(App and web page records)
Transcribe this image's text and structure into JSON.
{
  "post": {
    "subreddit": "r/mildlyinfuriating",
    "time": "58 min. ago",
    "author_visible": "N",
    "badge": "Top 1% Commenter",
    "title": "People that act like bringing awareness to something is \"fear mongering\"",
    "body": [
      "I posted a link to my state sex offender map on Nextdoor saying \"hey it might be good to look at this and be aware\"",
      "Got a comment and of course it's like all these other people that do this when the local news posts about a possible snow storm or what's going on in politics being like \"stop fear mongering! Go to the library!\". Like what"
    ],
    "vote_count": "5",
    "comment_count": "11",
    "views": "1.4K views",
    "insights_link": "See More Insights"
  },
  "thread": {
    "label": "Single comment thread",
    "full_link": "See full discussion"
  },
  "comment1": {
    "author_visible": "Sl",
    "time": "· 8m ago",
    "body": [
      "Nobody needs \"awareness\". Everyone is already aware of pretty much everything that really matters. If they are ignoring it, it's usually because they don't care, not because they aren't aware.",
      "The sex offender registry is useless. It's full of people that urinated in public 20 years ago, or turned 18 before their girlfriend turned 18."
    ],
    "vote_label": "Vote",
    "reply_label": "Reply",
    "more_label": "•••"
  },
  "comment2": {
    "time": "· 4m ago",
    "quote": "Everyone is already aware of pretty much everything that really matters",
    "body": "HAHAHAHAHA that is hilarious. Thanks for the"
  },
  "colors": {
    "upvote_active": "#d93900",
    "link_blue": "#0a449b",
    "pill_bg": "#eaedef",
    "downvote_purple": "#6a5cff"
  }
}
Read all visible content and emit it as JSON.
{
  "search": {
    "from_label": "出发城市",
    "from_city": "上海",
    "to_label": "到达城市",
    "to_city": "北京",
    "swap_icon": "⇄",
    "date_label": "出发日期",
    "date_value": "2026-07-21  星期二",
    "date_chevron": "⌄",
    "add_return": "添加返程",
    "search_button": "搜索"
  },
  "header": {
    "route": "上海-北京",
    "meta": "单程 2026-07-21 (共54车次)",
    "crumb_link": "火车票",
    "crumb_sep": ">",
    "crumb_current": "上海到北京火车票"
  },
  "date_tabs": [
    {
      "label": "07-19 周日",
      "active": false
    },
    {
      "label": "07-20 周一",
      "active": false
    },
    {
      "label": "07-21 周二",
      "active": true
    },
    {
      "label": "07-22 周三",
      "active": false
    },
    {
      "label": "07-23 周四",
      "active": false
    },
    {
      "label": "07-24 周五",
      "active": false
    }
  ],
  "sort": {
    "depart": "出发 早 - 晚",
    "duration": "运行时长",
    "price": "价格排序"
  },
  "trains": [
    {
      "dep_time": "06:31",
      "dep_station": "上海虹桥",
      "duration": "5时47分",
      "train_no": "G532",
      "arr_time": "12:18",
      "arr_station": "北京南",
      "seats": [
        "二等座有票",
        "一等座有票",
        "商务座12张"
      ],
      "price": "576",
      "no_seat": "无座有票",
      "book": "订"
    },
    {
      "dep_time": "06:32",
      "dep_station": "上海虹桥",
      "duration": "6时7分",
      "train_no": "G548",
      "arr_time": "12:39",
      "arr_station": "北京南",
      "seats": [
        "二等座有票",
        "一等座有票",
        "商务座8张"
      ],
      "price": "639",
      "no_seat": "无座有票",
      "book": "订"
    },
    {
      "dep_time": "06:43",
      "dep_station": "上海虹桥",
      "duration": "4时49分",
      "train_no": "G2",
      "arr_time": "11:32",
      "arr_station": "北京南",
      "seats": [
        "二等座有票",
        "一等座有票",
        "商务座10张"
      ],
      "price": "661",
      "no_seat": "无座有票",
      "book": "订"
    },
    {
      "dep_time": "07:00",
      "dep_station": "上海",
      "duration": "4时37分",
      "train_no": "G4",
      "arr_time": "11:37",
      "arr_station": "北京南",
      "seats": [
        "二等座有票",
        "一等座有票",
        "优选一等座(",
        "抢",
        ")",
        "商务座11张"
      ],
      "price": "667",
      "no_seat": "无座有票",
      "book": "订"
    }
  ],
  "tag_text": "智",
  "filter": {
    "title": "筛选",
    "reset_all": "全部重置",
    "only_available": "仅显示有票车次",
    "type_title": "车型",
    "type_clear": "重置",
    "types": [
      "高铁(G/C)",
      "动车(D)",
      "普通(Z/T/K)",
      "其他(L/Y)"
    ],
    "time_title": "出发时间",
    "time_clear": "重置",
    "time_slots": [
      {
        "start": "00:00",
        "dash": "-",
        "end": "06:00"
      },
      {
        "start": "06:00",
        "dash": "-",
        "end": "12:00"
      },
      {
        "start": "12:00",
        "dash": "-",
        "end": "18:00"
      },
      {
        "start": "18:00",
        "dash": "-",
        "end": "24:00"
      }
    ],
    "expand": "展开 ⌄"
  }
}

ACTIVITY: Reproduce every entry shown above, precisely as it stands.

SOLUTION TO THIS PROBLEM:
Transcribe this image's text and structure into JSON.
{
  "post": {
    "subreddit": "r/mildlyinfuriating",
    "time": "58 min. ago",
    "author_visible": "N",
    "badge": "Top 1% Commenter",
    "title": "People that act like bringing awareness to something is \"fear mongering\"",
    "body": [
      "I posted a link to my state sex offender map on Nextdoor saying \"hey it might be good to look at this and be aware\"",
      "Got a comment and of course it's like all these other people that do this when the local news posts about a possible snow storm or what's going on in politics being like \"stop fear mongering! Go to the library!\". Like what"
    ],
    "vote_count": "5",
    "comment_count": "11",
    "views": "1.4K views",
    "insights_link": "See More Insights"
  },
  "thread": {
    "label": "Single comment thread",
    "full_link": "See full discussion"
  },
  "comment1": {
    "author_visible": "Sl",
    "time": "· 8m ago",
    "body": [
      "Nobody needs \"awareness\". Everyone is already aware of pretty much everything that really matters. If they are ignoring it, it's usually because they don't care, not because they aren't aware.",
      "The sex offender registry is useless. It's full of people that urinated in public 20 years ago, or turned 18 before their girlfriend turned 18."
    ],
    "vote_label": "Vote",
    "reply_label": "Reply",
    "more_label": "•••"
  },
  "comment2": {
    "time": "· 4m ago",
    "quote": "Everyone is already aware of pretty much everything that really matters",
    "body": "HAHAHAHAHA that is hilarious. Thanks for the"
  },
  "colors": {
    "upvote_active": "#d93900",
    "link_blue": "#0a449b",
    "pill_bg": "#eaedef",
    "downvote_purple": "#6a5cff"
  }
}
Read all visible content and emit it as JSON.
{
  "search": {
    "from_label": "出发城市",
    "from_city": "上海",
    "to_label": "到达城市",
    "to_city": "北京",
    "swap_icon": "⇄",
    "date_label": "出发日期",
    "date_value": "2026-07-21  星期二",
    "date_chevron": "⌄",
    "add_return": "添加返程",
    "search_button": "搜索"
  },
  "header": {
    "route": "上海-北京",
    "meta": "单程 2026-07-21 (共54车次)",
    "crumb_link": "火车票",
    "crumb_sep": ">",
    "crumb_current": "上海到北京火车票"
  },
  "date_tabs": [
    {
      "label": "07-19 周日",
      "active": false
    },
    {
      "label": "07-20 周一",
      "active": false
    },
    {
      "label": "07-21 周二",
      "active": true
    },
    {
      "label": "07-22 周三",
      "active": false
    },
    {
      "label": "07-23 周四",
      "active": false
    },
    {
      "label": "07-24 周五",
      "active": false
    }
  ],
  "sort": {
    "depart": "出发 早 - 晚",
    "duration": "运行时长",
    "price": "价格排序"
  },
  "trains": [
    {
      "dep_time": "06:31",
      "dep_station": "上海虹桥",
      "duration": "5时47分",
      "train_no": "G532",
      "arr_time": "12:18",
      "arr_station": "北京南",
      "seats": [
        "二等座有票",
        "一等座有票",
        "商务座12张"
      ],
      "price": "576",
      "no_seat": "无座有票",
      "book": "订"
    },
    {
      "dep_time": "06:32",
      "dep_station": "上海虹桥",
      "duration": "6时7分",
      "train_no": "G548",
      "arr_time": "12:39",
      "arr_station": "北京南",
      "seats": [
        "二等座有票",
        "一等座有票",
        "商务座8张"
      ],
      "price": "639",
      "no_seat": "无座有票",
      "book": "订"
    },
    {
      "dep_time": "06:43",
      "dep_station": "上海虹桥",
      "duration": "4时49分",
      "train_no": "G2",
      "arr_time": "11:32",
      "arr_station": "北京南",
      "seats": [
        "二等座有票",
        "一等座有票",
        "商务座10张"
      ],
      "price": "661",
      "no_seat": "无座有票",
      "book": "订"
    },
    {
      "dep_time": "07:00",
      "dep_station": "上海",
      "duration": "4时37分",
      "train_no": "G4",
      "arr_time": "11:37",
      "arr_station": "北京南",
      "seats": [
        "二等座有票",
        "一等座有票",
        "优选一等座(",
        "抢",
        ")",
        "商务座11张"
      ],
      "price": "667",
      "no_seat": "无座有票",
      "book": "订"
    }
  ],
  "tag_text": "智",
  "filter": {
    "title": "筛选",
    "reset_all": "全部重置",
    "only_available": "仅显示有票车次",
    "type_title": "车型",
    "type_clear": "重置",
    "types": [
      "高铁(G/C)",
      "动车(D)",
      "普通(Z/T/K)",
      "其他(L/Y)"
    ],
    "time_title": "出发时间",
    "time_clear": "重置",
    "time_slots": [
      {
        "start": "00:00",
        "dash": "-",
        "end": "06:00"
      },
      {
        "start": "06:00",
        "dash": "-",
        "end": "12:00"
      },
      {
        "start": "12:00",
        "dash": "-",
        "end": "18:00"
      },
      {
        "start": "18:00",
        "dash": "-",
        "end": "24:00"
      }
    ],
    "expand": "展开 ⌄"
  }
}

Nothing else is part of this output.